On May 9th, the second book of the Super series, Fire With Fire, will go live. (And I'm very close to being able to do the cover reveal, which has me so excited; the model, Audrey as photographer, and Tanner as graphic designer have produced an amazing work of art on very few resources.) On May 13th, Super will exit the KDP Select program. After considerable thought on the matter, I've decided not to reenroll it. The results of the experiment, while favorable, have not been favorable enough to salve my lingering unease about making my books available through only one retailer. A friend of mine recently wanted to purchase SM Reine's Death's Hand based upon my glowing review of it and was utterly crestfallen to discover that she couldn't have it because she uses a Nook; I don't want to do that to readers of my own books. So, as of May 14th, Super will be available once more via Smashwords, Apple, Diesel, and Kobo.
You'll notice that I'm leaving a significant retailer out there. Yes, after dithering and pondering for the two months and change that Super has been enrolled in KDP Select, I've decided not to distribute to Barnes and Noble any longer. This wasn't a decision I came to lightly, and nor is it connected to the Amazon vs. Barnes and Noble ideological slap-fights that have been making their way about the web. As far as I'm concerned, Amazon and B&N are equally amoral. B&N, however, have established a way of doing business with regard to ebooks that actively costs me money. It takes them weeks to adjust prices (whereas Smashwords does it instantly, Amazon does it in a matter of three-four hours, and Apple, Kobo, and Diesel make their adjustments within one-two business days, which I consider reasonable given that I'm playing telephone with Smashwords to pass along the message), which simply does not make sense in the digital age. As a result of this lolly-gagging and Amazon's policy of price matching, I lost a significant chunk of money through B&N keeping Super at a lower promotional price long after the promotion had ended. This may seem as though it's also shanking Nook users, but B&N is also notorious about not making indie books searchable (I can attest to this), so I don't think that I'll be losing much in the way of sales. My books will go back to being available as .epubs on Smashwords, which was the only place save for Amazon where I experienced notable sales prior to KDP Select.
And here's what else the return to Smashwords means: my books will be truly open to international readers in ways that I cannot do with Amazon.
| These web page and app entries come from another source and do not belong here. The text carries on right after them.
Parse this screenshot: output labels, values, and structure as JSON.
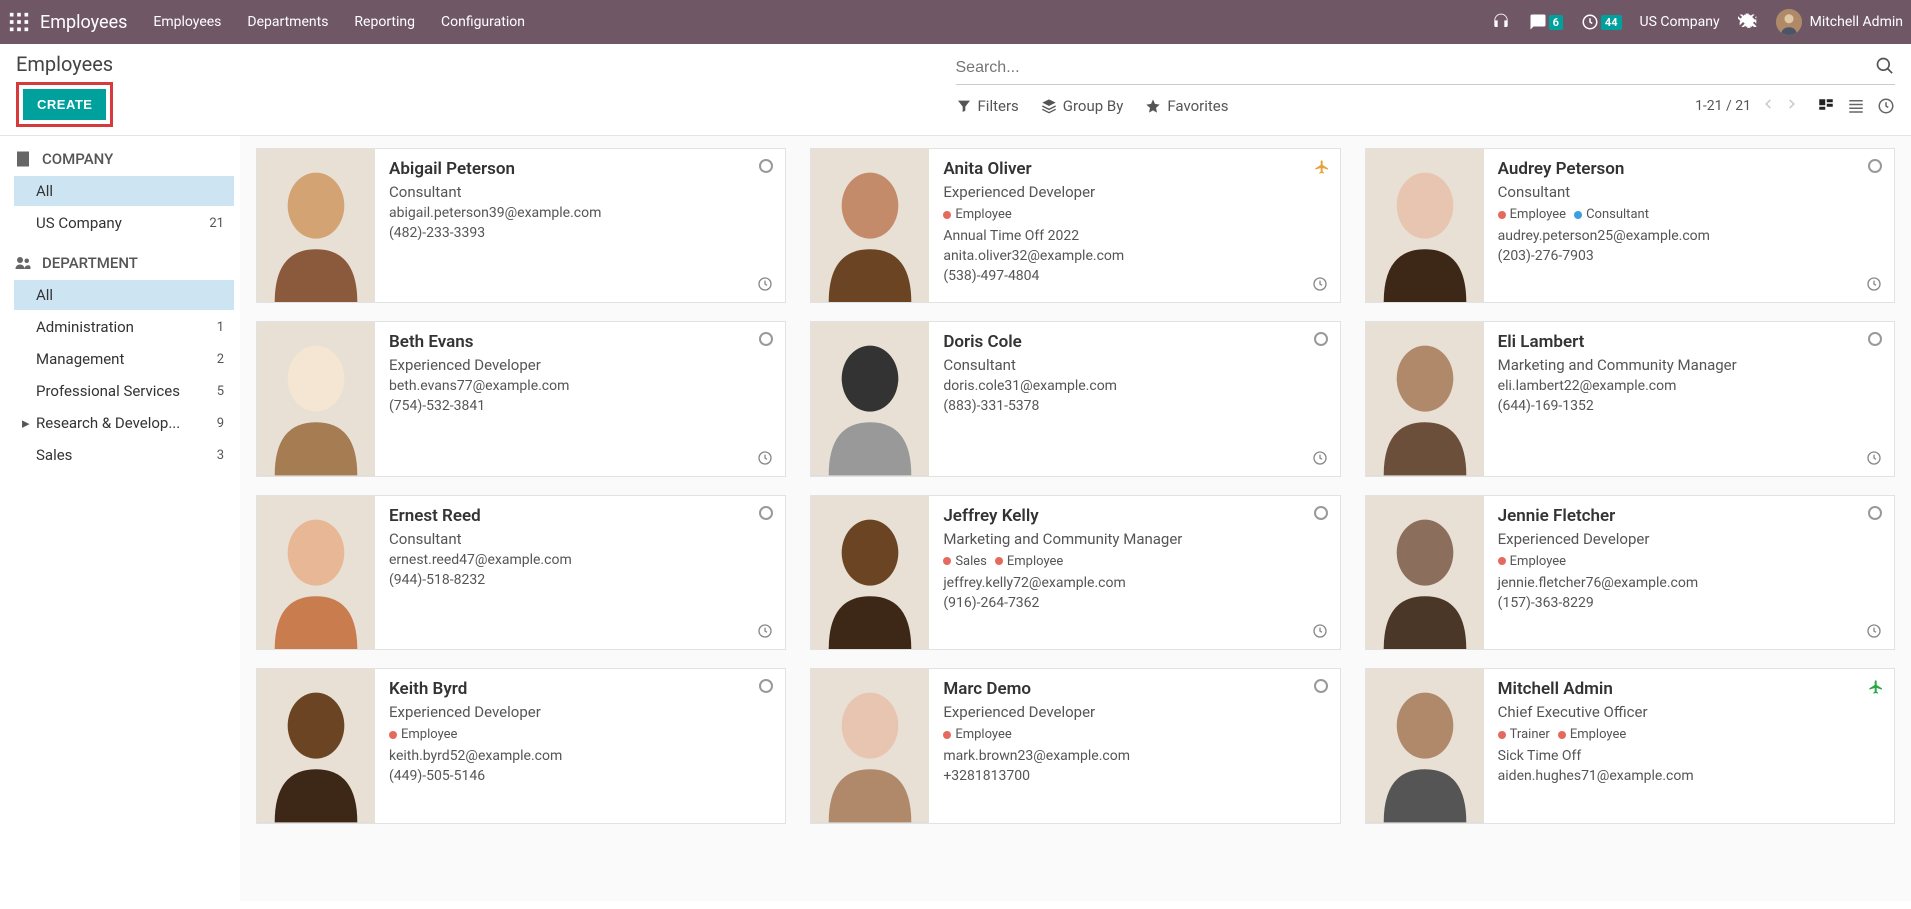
{
  "navbar": {
    "brand": "Employees",
    "menu": [
      "Employees",
      "Departments",
      "Reporting",
      "Configuration"
    ],
    "msg_badge": "6",
    "act_badge": "44",
    "company": "US Company",
    "user": "Mitchell Admin"
  },
  "control": {
    "title": "Employees",
    "create": "CREATE",
    "search_placeholder": "Search...",
    "filters": "Filters",
    "groupby": "Group By",
    "favorites": "Favorites",
    "pager": "1-21 / 21"
  },
  "sidebar": {
    "company_head": "COMPANY",
    "company_items": [
      {
        "label": "All",
        "count": "",
        "selected": true
      },
      {
        "label": "US Company",
        "count": "21",
        "selected": false
      }
    ],
    "dept_head": "DEPARTMENT",
    "dept_items": [
      {
        "label": "All",
        "count": "",
        "selected": true,
        "caret": false
      },
      {
        "label": "Administration",
        "count": "1",
        "selected": false,
        "caret": false
      },
      {
        "label": "Management",
        "count": "2",
        "selected": false,
        "caret": false
      },
      {
        "label": "Professional Services",
        "count": "5",
        "selected": false,
        "caret": false
      },
      {
        "label": "Research & Develop...",
        "count": "9",
        "selected": false,
        "caret": true
      },
      {
        "label": "Sales",
        "count": "3",
        "selected": false,
        "caret": false
      }
    ]
  },
  "colors": {
    "red": "#e46a5e",
    "blue": "#3b9fe0",
    "orange": "#e6a23c",
    "green": "#28a745"
  },
  "cards": [
    {
      "name": "Abigail Peterson",
      "job": "Consultant",
      "tags": [],
      "leave": "",
      "email": "abigail.peterson39@example.com",
      "phone": "(482)-233-3393",
      "top": "circle",
      "bot": "clock",
      "photo": 1
    },
    {
      "name": "Anita Oliver",
      "job": "Experienced Developer",
      "tags": [
        {
          "c": "red",
          "t": "Employee"
        }
      ],
      "leave": "Annual Time Off 2022",
      "email": "anita.oliver32@example.com",
      "phone": "(538)-497-4804",
      "top": "plane",
      "bot": "clock",
      "photo": 2
    },
    {
      "name": "Audrey Peterson",
      "job": "Consultant",
      "tags": [
        {
          "c": "red",
          "t": "Employee"
        },
        {
          "c": "blue",
          "t": "Consultant"
        }
      ],
      "leave": "",
      "email": "audrey.peterson25@example.com",
      "phone": "(203)-276-7903",
      "top": "circle",
      "bot": "clock",
      "photo": 3
    },
    {
      "name": "Beth Evans",
      "job": "Experienced Developer",
      "tags": [],
      "leave": "",
      "email": "beth.evans77@example.com",
      "phone": "(754)-532-3841",
      "top": "circle",
      "bot": "clock",
      "photo": 4
    },
    {
      "name": "Doris Cole",
      "job": "Consultant",
      "tags": [],
      "leave": "",
      "email": "doris.cole31@example.com",
      "phone": "(883)-331-5378",
      "top": "circle",
      "bot": "clock",
      "photo": 5
    },
    {
      "name": "Eli Lambert",
      "job": "Marketing and Community Manager",
      "tags": [],
      "leave": "",
      "email": "eli.lambert22@example.com",
      "phone": "(644)-169-1352",
      "top": "circle",
      "bot": "clock",
      "photo": 6
    },
    {
      "name": "Ernest Reed",
      "job": "Consultant",
      "tags": [],
      "leave": "",
      "email": "ernest.reed47@example.com",
      "phone": "(944)-518-8232",
      "top": "circle",
      "bot": "clock",
      "photo": 7
    },
    {
      "name": "Jeffrey Kelly",
      "job": "Marketing and Community Manager",
      "tags": [
        {
          "c": "red",
          "t": "Sales"
        },
        {
          "c": "red",
          "t": "Employee"
        }
      ],
      "leave": "",
      "email": "jeffrey.kelly72@example.com",
      "phone": "(916)-264-7362",
      "top": "circle",
      "bot": "clock",
      "photo": 8
    },
    {
      "name": "Jennie Fletcher",
      "job": "Experienced Developer",
      "tags": [
        {
          "c": "red",
          "t": "Employee"
        }
      ],
      "leave": "",
      "email": "jennie.fletcher76@example.com",
      "phone": "(157)-363-8229",
      "top": "circle",
      "bot": "clock",
      "photo": 9
    },
    {
      "name": "Keith Byrd",
      "job": "Experienced Developer",
      "tags": [
        {
          "c": "red",
          "t": "Employee"
        }
      ],
      "leave": "",
      "email": "keith.byrd52@example.com",
      "phone": "(449)-505-5146",
      "top": "circle",
      "bot": "",
      "photo": 10
    },
    {
      "name": "Marc Demo",
      "job": "Experienced Developer",
      "tags": [
        {
          "c": "red",
          "t": "Employee"
        }
      ],
      "leave": "",
      "email": "mark.brown23@example.com",
      "phone": "+3281813700",
      "top": "circle",
      "bot": "",
      "photo": 11
    },
    {
      "name": "Mitchell Admin",
      "job": "Chief Executive Officer",
      "tags": [
        {
          "c": "red",
          "t": "Trainer"
        },
        {
          "c": "red",
          "t": "Employee"
        }
      ],
      "leave": "Sick Time Off",
      "email": "aiden.hughes71@example.com",
      "phone": "",
      "top": "plane-g",
      "bot": "",
      "photo": 12
    }
  ]
}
I've always admired Smashwords for not geo-locking and for providing books in so many different formats; their Meatgrinder is also the cleanest, easiest conversion software I've encountered yet, and I'm very happy about working with them again. I will continue to roll books into KDP Select and then out again in order to promote the next release, but I'll be sure to issue plenty of advance notice each time.
In other news, I'm starting a new day job tomorrow, so my writing time is all over the map, but I'm currently editing Leech, with Siren doing its requisite drawer-time as a first draft. Meanwhile, Bulletproof's outline is stalled out at about three-quarters of the way through, as the end game kicks into high gear in that book and I've had trouble getting into gear on it until I finally cried uncle and started outlining the final book, Legend at the same time. Clearly, I lack a lot of things (a sense of balance, many would say), but a work ethic is not one of them.